(Interface dataset entries)
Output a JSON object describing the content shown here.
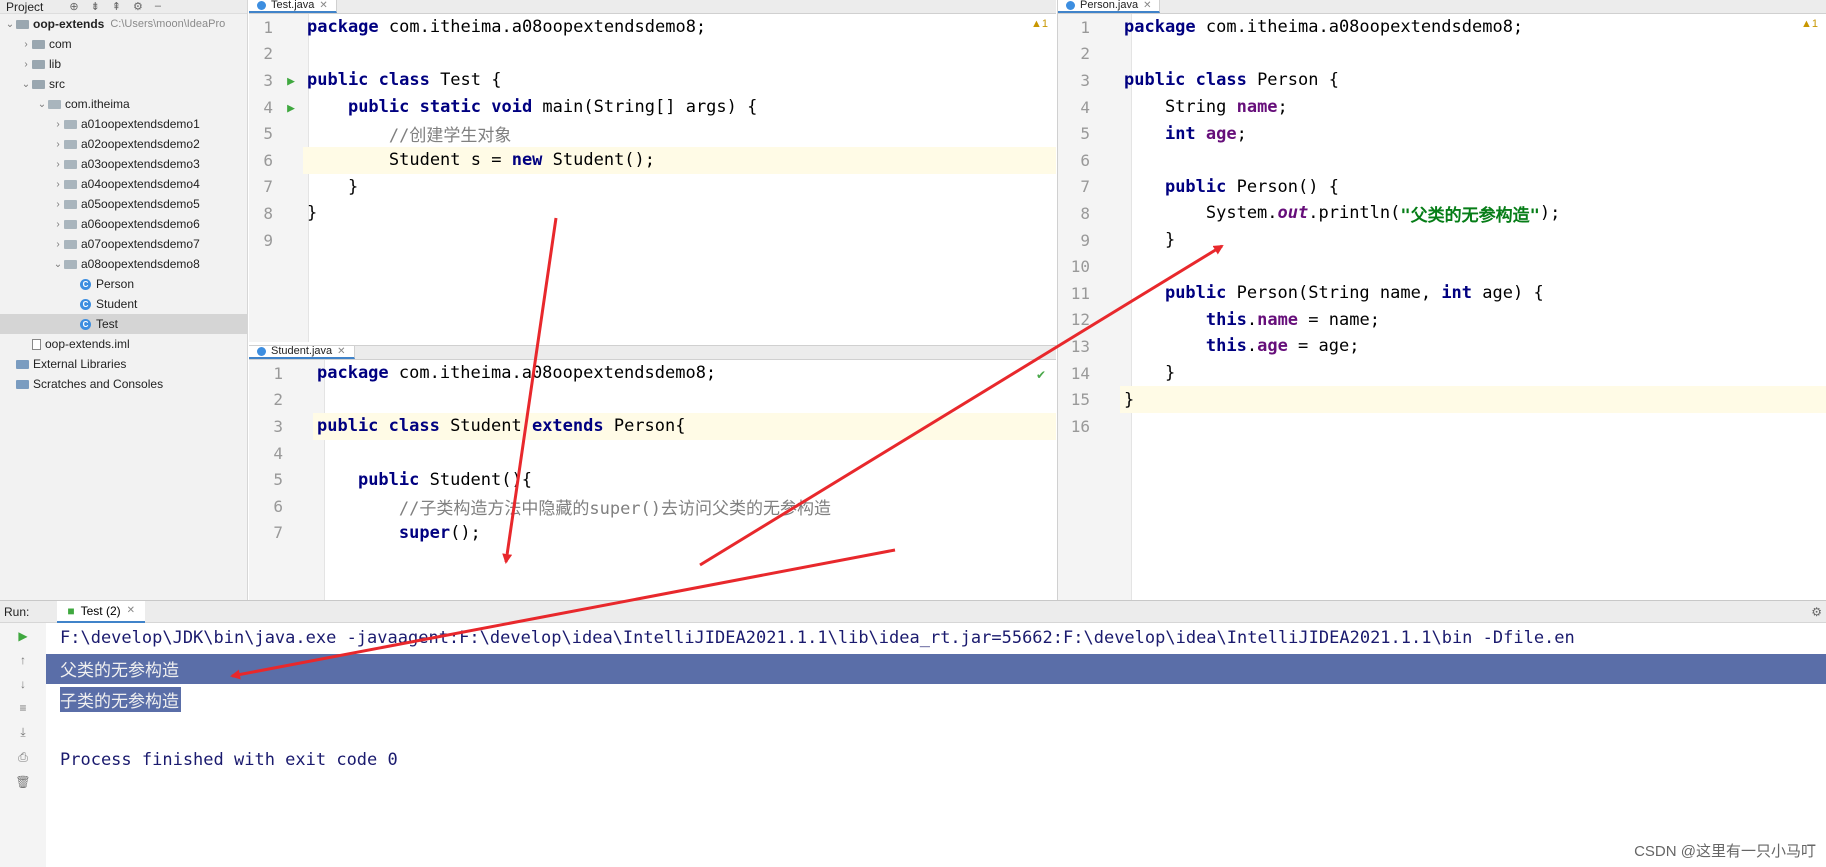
{
  "project": {
    "header": "Project",
    "items": [
      {
        "label": "oop-extends",
        "hint": "C:\\Users\\moon\\IdeaPro",
        "type": "root",
        "depth": 0,
        "open": true
      },
      {
        "label": "com",
        "type": "folder",
        "depth": 1,
        "open": false
      },
      {
        "label": "lib",
        "type": "folder",
        "depth": 1,
        "open": false
      },
      {
        "label": "src",
        "type": "folder",
        "depth": 1,
        "open": true
      },
      {
        "label": "com.itheima",
        "type": "pkg",
        "depth": 2,
        "open": true
      },
      {
        "label": "a01oopextendsdemo1",
        "type": "pkg",
        "depth": 3,
        "open": false
      },
      {
        "label": "a02oopextendsdemo2",
        "type": "pkg",
        "depth": 3,
        "open": false
      },
      {
        "label": "a03oopextendsdemo3",
        "type": "pkg",
        "depth": 3,
        "open": false
      },
      {
        "label": "a04oopextendsdemo4",
        "type": "pkg",
        "depth": 3,
        "open": false
      },
      {
        "label": "a05oopextendsdemo5",
        "type": "pkg",
        "depth": 3,
        "open": false
      },
      {
        "label": "a06oopextendsdemo6",
        "type": "pkg",
        "depth": 3,
        "open": false
      },
      {
        "label": "a07oopextendsdemo7",
        "type": "pkg",
        "depth": 3,
        "open": false
      },
      {
        "label": "a08oopextendsdemo8",
        "type": "pkg",
        "depth": 3,
        "open": true
      },
      {
        "label": "Person",
        "type": "class",
        "depth": 4
      },
      {
        "label": "Student",
        "type": "class",
        "depth": 4
      },
      {
        "label": "Test",
        "type": "class",
        "depth": 4,
        "selected": true
      },
      {
        "label": "oop-extends.iml",
        "type": "file",
        "depth": 1
      },
      {
        "label": "External Libraries",
        "type": "lib",
        "depth": 0
      },
      {
        "label": "Scratches and Consoles",
        "type": "lib",
        "depth": 0
      }
    ]
  },
  "editors": {
    "test": {
      "tab": "Test.java",
      "warning": "▲1",
      "lines": [
        {
          "n": "1",
          "tokens": [
            [
              "kw",
              "package"
            ],
            [
              "",
              " com.itheima.a08oopextendsdemo8;"
            ]
          ]
        },
        {
          "n": "2",
          "tokens": []
        },
        {
          "n": "3",
          "run": true,
          "tokens": [
            [
              "kw",
              "public class"
            ],
            [
              "",
              " Test {"
            ]
          ]
        },
        {
          "n": "4",
          "run": true,
          "tokens": [
            [
              "",
              "    "
            ],
            [
              "kw",
              "public static void"
            ],
            [
              "",
              " main(String[] args) {"
            ]
          ]
        },
        {
          "n": "5",
          "tokens": [
            [
              "",
              "        "
            ],
            [
              "cm",
              "//创建学生对象"
            ]
          ]
        },
        {
          "n": "6",
          "hl": true,
          "tokens": [
            [
              "",
              "        Student s = "
            ],
            [
              "kw",
              "new"
            ],
            [
              "",
              " Student();"
            ]
          ]
        },
        {
          "n": "7",
          "tokens": [
            [
              "",
              "    }"
            ]
          ]
        },
        {
          "n": "8",
          "tokens": [
            [
              "",
              "}"
            ]
          ]
        },
        {
          "n": "9",
          "tokens": []
        }
      ]
    },
    "student": {
      "tab": "Student.java",
      "lines": [
        {
          "n": "1",
          "tokens": [
            [
              "kw",
              "package"
            ],
            [
              "",
              " com.itheima.a08oopextendsdemo8;"
            ]
          ]
        },
        {
          "n": "2",
          "tokens": []
        },
        {
          "n": "3",
          "hl": true,
          "tokens": [
            [
              "kw",
              "public class"
            ],
            [
              "",
              " Student "
            ],
            [
              "kw",
              "extends"
            ],
            [
              "",
              " Person{"
            ]
          ]
        },
        {
          "n": "4",
          "tokens": []
        },
        {
          "n": "5",
          "tokens": [
            [
              "",
              "    "
            ],
            [
              "kw",
              "public"
            ],
            [
              "",
              " Student(){"
            ]
          ]
        },
        {
          "n": "6",
          "tokens": [
            [
              "",
              "        "
            ],
            [
              "cm",
              "//子类构造方法中隐藏的super()去访问父类的无参构造"
            ]
          ]
        },
        {
          "n": "7",
          "tokens": [
            [
              "",
              "        "
            ],
            [
              "kw",
              "super"
            ],
            [
              "",
              "();"
            ]
          ]
        }
      ]
    },
    "person": {
      "tab": "Person.java",
      "warning": "▲1",
      "lines": [
        {
          "n": "1",
          "tokens": [
            [
              "kw",
              "package"
            ],
            [
              "",
              " com.itheima.a08oopextendsdemo8;"
            ]
          ]
        },
        {
          "n": "2",
          "tokens": []
        },
        {
          "n": "3",
          "tokens": [
            [
              "kw",
              "public class"
            ],
            [
              "",
              " Person {"
            ]
          ]
        },
        {
          "n": "4",
          "tokens": [
            [
              "",
              "    String "
            ],
            [
              "fld",
              "name"
            ],
            [
              "",
              ";"
            ]
          ]
        },
        {
          "n": "5",
          "tokens": [
            [
              "",
              "    "
            ],
            [
              "kw",
              "int"
            ],
            [
              "",
              " "
            ],
            [
              "fld",
              "age"
            ],
            [
              "",
              ";"
            ]
          ]
        },
        {
          "n": "6",
          "tokens": []
        },
        {
          "n": "7",
          "tokens": [
            [
              "",
              "    "
            ],
            [
              "kw",
              "public"
            ],
            [
              "",
              " Person() {"
            ]
          ]
        },
        {
          "n": "8",
          "tokens": [
            [
              "",
              "        System."
            ],
            [
              "it",
              "out"
            ],
            [
              "",
              ".println("
            ],
            [
              "str",
              "\"父类的无参构造\""
            ],
            [
              "",
              ");"
            ]
          ]
        },
        {
          "n": "9",
          "tokens": [
            [
              "",
              "    }"
            ]
          ]
        },
        {
          "n": "10",
          "tokens": []
        },
        {
          "n": "11",
          "tokens": [
            [
              "",
              "    "
            ],
            [
              "kw",
              "public"
            ],
            [
              "",
              " Person(String name, "
            ],
            [
              "kw",
              "int"
            ],
            [
              "",
              " age) {"
            ]
          ]
        },
        {
          "n": "12",
          "tokens": [
            [
              "",
              "        "
            ],
            [
              "kw",
              "this"
            ],
            [
              "",
              "."
            ],
            [
              "fld",
              "name"
            ],
            [
              "",
              " = name;"
            ]
          ]
        },
        {
          "n": "13",
          "tokens": [
            [
              "",
              "        "
            ],
            [
              "kw",
              "this"
            ],
            [
              "",
              "."
            ],
            [
              "fld",
              "age"
            ],
            [
              "",
              " = age;"
            ]
          ]
        },
        {
          "n": "14",
          "tokens": [
            [
              "",
              "    }"
            ]
          ]
        },
        {
          "n": "15",
          "hl": true,
          "tokens": [
            [
              "",
              "}"
            ]
          ]
        },
        {
          "n": "16",
          "tokens": []
        }
      ]
    }
  },
  "run": {
    "label": "Run:",
    "tab": "Test (2)",
    "command": "F:\\develop\\JDK\\bin\\java.exe -javaagent:F:\\develop\\idea\\IntelliJIDEA2021.1.1\\lib\\idea_rt.jar=55662:F:\\develop\\idea\\IntelliJIDEA2021.1.1\\bin -Dfile.en",
    "output1": "父类的无参构造",
    "output2": "子类的无参构造",
    "finished": "Process finished with exit code 0"
  },
  "watermark": "CSDN @这里有一只小马叮",
  "colors": {
    "arrow": "#e8282c",
    "selection": "#5a6ea8",
    "keyword": "#000080"
  }
}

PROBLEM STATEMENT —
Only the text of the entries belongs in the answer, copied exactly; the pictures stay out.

ANSWER FOR THE TASK —
Output a JSON object describing the content shown here.
{
  "project": {
    "header": "Project",
    "items": [
      {
        "label": "oop-extends",
        "hint": "C:\\Users\\moon\\IdeaPro",
        "type": "root",
        "depth": 0,
        "open": true
      },
      {
        "label": "com",
        "type": "folder",
        "depth": 1,
        "open": false
      },
      {
        "label": "lib",
        "type": "folder",
        "depth": 1,
        "open": false
      },
      {
        "label": "src",
        "type": "folder",
        "depth": 1,
        "open": true
      },
      {
        "label": "com.itheima",
        "type": "pkg",
        "depth": 2,
        "open": true
      },
      {
        "label": "a01oopextendsdemo1",
        "type": "pkg",
        "depth": 3,
        "open": false
      },
      {
        "label": "a02oopextendsdemo2",
        "type": "pkg",
        "depth": 3,
        "open": false
      },
      {
        "label": "a03oopextendsdemo3",
        "type": "pkg",
        "depth": 3,
        "open": false
      },
      {
        "label": "a04oopextendsdemo4",
        "type": "pkg",
        "depth": 3,
        "open": false
      },
      {
        "label": "a05oopextendsdemo5",
        "type": "pkg",
        "depth": 3,
        "open": false
      },
      {
        "label": "a06oopextendsdemo6",
        "type": "pkg",
        "depth": 3,
        "open": false
      },
      {
        "label": "a07oopextendsdemo7",
        "type": "pkg",
        "depth": 3,
        "open": false
      },
      {
        "label": "a08oopextendsdemo8",
        "type": "pkg",
        "depth": 3,
        "open": true
      },
      {
        "label": "Person",
        "type": "class",
        "depth": 4
      },
      {
        "label": "Student",
        "type": "class",
        "depth": 4
      },
      {
        "label": "Test",
        "type": "class",
        "depth": 4,
        "selected": true
      },
      {
        "label": "oop-extends.iml",
        "type": "file",
        "depth": 1
      },
      {
        "label": "External Libraries",
        "type": "lib",
        "depth": 0
      },
      {
        "label": "Scratches and Consoles",
        "type": "lib",
        "depth": 0
      }
    ]
  },
  "editors": {
    "test": {
      "tab": "Test.java",
      "warning": "▲1",
      "lines": [
        {
          "n": "1",
          "tokens": [
            [
              "kw",
              "package"
            ],
            [
              "",
              " com.itheima.a08oopextendsdemo8;"
            ]
          ]
        },
        {
          "n": "2",
          "tokens": []
        },
        {
          "n": "3",
          "run": true,
          "tokens": [
            [
              "kw",
              "public class"
            ],
            [
              "",
              " Test {"
            ]
          ]
        },
        {
          "n": "4",
          "run": true,
          "tokens": [
            [
              "",
              "    "
            ],
            [
              "kw",
              "public static void"
            ],
            [
              "",
              " main(String[] args) {"
            ]
          ]
        },
        {
          "n": "5",
          "tokens": [
            [
              "",
              "        "
            ],
            [
              "cm",
              "//创建学生对象"
            ]
          ]
        },
        {
          "n": "6",
          "hl": true,
          "tokens": [
            [
              "",
              "        Student s = "
            ],
            [
              "kw",
              "new"
            ],
            [
              "",
              " Student();"
            ]
          ]
        },
        {
          "n": "7",
          "tokens": [
            [
              "",
              "    }"
            ]
          ]
        },
        {
          "n": "8",
          "tokens": [
            [
              "",
              "}"
            ]
          ]
        },
        {
          "n": "9",
          "tokens": []
        }
      ]
    },
    "student": {
      "tab": "Student.java",
      "lines": [
        {
          "n": "1",
          "tokens": [
            [
              "kw",
              "package"
            ],
            [
              "",
              " com.itheima.a08oopextendsdemo8;"
            ]
          ]
        },
        {
          "n": "2",
          "tokens": []
        },
        {
          "n": "3",
          "hl": true,
          "tokens": [
            [
              "kw",
              "public class"
            ],
            [
              "",
              " Student "
            ],
            [
              "kw",
              "extends"
            ],
            [
              "",
              " Person{"
            ]
          ]
        },
        {
          "n": "4",
          "tokens": []
        },
        {
          "n": "5",
          "tokens": [
            [
              "",
              "    "
            ],
            [
              "kw",
              "public"
            ],
            [
              "",
              " Student(){"
            ]
          ]
        },
        {
          "n": "6",
          "tokens": [
            [
              "",
              "        "
            ],
            [
              "cm",
              "//子类构造方法中隐藏的super()去访问父类的无参构造"
            ]
          ]
        },
        {
          "n": "7",
          "tokens": [
            [
              "",
              "        "
            ],
            [
              "kw",
              "super"
            ],
            [
              "",
              "();"
            ]
          ]
        }
      ]
    },
    "person": {
      "tab": "Person.java",
      "warning": "▲1",
      "lines": [
        {
          "n": "1",
          "tokens": [
            [
              "kw",
              "package"
            ],
            [
              "",
              " com.itheima.a08oopextendsdemo8;"
            ]
          ]
        },
        {
          "n": "2",
          "tokens": []
        },
        {
          "n": "3",
          "tokens": [
            [
              "kw",
              "public class"
            ],
            [
              "",
              " Person {"
            ]
          ]
        },
        {
          "n": "4",
          "tokens": [
            [
              "",
              "    String "
            ],
            [
              "fld",
              "name"
            ],
            [
              "",
              ";"
            ]
          ]
        },
        {
          "n": "5",
          "tokens": [
            [
              "",
              "    "
            ],
            [
              "kw",
              "int"
            ],
            [
              "",
              " "
            ],
            [
              "fld",
              "age"
            ],
            [
              "",
              ";"
            ]
          ]
        },
        {
          "n": "6",
          "tokens": []
        },
        {
          "n": "7",
          "tokens": [
            [
              "",
              "    "
            ],
            [
              "kw",
              "public"
            ],
            [
              "",
              " Person() {"
            ]
          ]
        },
        {
          "n": "8",
          "tokens": [
            [
              "",
              "        System."
            ],
            [
              "it",
              "out"
            ],
            [
              "",
              ".println("
            ],
            [
              "str",
              "\"父类的无参构造\""
            ],
            [
              "",
              ");"
            ]
          ]
        },
        {
          "n": "9",
          "tokens": [
            [
              "",
              "    }"
            ]
          ]
        },
        {
          "n": "10",
          "tokens": []
        },
        {
          "n": "11",
          "tokens": [
            [
              "",
              "    "
            ],
            [
              "kw",
              "public"
            ],
            [
              "",
              " Person(String name, "
            ],
            [
              "kw",
              "int"
            ],
            [
              "",
              " age) {"
            ]
          ]
        },
        {
          "n": "12",
          "tokens": [
            [
              "",
              "        "
            ],
            [
              "kw",
              "this"
            ],
            [
              "",
              "."
            ],
            [
              "fld",
              "name"
            ],
            [
              "",
              " = name;"
            ]
          ]
        },
        {
          "n": "13",
          "tokens": [
            [
              "",
              "        "
            ],
            [
              "kw",
              "this"
            ],
            [
              "",
              "."
            ],
            [
              "fld",
              "age"
            ],
            [
              "",
              " = age;"
            ]
          ]
        },
        {
          "n": "14",
          "tokens": [
            [
              "",
              "    }"
            ]
          ]
        },
        {
          "n": "15",
          "hl": true,
          "tokens": [
            [
              "",
              "}"
            ]
          ]
        },
        {
          "n": "16",
          "tokens": []
        }
      ]
    }
  },
  "run": {
    "label": "Run:",
    "tab": "Test (2)",
    "command": "F:\\develop\\JDK\\bin\\java.exe -javaagent:F:\\develop\\idea\\IntelliJIDEA2021.1.1\\lib\\idea_rt.jar=55662:F:\\develop\\idea\\IntelliJIDEA2021.1.1\\bin -Dfile.en",
    "output1": "父类的无参构造",
    "output2": "子类的无参构造",
    "finished": "Process finished with exit code 0"
  },
  "watermark": "CSDN @这里有一只小马叮",
  "colors": {
    "arrow": "#e8282c",
    "selection": "#5a6ea8",
    "keyword": "#000080"
  }
}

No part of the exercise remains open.